PROBLEM TO SOLVE — Locate each line in the records containing "fazla". Copy it.

Items from an interface collection:
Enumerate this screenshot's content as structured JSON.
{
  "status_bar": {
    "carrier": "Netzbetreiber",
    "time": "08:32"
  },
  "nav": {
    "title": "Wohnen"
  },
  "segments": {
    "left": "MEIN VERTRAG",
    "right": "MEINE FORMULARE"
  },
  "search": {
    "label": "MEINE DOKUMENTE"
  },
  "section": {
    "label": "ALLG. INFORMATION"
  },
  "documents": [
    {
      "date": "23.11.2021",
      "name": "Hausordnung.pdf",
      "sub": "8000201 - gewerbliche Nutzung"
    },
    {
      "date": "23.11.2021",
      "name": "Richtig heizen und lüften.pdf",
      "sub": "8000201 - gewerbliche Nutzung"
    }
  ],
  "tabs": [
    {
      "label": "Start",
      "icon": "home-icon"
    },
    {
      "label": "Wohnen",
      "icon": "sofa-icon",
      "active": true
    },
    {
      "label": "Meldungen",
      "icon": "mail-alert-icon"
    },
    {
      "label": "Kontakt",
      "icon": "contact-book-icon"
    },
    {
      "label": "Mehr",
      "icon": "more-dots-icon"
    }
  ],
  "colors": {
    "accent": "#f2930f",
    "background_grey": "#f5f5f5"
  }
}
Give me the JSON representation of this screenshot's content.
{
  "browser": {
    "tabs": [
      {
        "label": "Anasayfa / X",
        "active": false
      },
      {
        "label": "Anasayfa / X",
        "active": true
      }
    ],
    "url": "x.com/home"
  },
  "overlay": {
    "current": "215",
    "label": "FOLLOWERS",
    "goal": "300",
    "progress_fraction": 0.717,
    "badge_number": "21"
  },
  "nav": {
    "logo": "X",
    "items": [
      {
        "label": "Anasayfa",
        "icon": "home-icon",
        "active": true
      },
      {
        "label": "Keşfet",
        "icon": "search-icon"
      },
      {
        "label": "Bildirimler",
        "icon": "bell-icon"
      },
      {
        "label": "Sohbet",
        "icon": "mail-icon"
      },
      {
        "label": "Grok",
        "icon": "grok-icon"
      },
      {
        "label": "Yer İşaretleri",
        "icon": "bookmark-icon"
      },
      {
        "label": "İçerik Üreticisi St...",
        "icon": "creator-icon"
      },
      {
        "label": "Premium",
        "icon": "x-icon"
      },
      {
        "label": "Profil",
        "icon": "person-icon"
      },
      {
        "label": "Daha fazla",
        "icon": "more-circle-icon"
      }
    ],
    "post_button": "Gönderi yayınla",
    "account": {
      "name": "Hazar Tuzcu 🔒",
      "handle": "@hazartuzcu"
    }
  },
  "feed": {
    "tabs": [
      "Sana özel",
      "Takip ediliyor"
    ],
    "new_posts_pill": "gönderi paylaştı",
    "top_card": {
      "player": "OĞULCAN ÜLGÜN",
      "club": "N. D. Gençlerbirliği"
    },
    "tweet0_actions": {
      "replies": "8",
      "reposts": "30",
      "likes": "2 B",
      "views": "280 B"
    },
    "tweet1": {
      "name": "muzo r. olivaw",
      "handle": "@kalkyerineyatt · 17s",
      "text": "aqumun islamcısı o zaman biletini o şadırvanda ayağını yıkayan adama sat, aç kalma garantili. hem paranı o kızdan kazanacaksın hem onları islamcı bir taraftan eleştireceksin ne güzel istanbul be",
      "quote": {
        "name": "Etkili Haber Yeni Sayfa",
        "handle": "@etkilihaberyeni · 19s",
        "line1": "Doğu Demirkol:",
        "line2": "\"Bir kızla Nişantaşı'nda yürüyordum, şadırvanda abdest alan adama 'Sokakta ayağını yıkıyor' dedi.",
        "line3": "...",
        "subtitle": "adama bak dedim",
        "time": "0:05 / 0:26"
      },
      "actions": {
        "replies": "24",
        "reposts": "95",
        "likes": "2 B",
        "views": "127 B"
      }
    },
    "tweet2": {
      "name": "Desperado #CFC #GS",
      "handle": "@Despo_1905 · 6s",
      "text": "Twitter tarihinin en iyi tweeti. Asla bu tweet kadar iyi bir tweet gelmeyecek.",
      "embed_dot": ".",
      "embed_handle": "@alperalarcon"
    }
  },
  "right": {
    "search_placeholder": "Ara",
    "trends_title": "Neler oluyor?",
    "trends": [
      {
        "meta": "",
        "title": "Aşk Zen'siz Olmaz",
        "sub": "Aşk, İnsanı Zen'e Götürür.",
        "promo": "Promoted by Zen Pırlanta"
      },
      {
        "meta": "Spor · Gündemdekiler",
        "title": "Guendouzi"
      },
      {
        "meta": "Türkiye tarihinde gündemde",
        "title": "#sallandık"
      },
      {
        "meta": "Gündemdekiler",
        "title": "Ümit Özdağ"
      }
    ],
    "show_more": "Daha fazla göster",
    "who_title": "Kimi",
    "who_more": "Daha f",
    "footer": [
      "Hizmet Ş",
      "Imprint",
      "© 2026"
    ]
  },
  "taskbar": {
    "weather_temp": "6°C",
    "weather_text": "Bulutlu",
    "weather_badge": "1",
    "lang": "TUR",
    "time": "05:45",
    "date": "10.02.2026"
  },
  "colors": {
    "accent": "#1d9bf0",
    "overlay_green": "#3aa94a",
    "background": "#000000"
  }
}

COMPLETED EXERCISE —
        "label": "Daha fazla",
    "show_more": "Daha fazla göster",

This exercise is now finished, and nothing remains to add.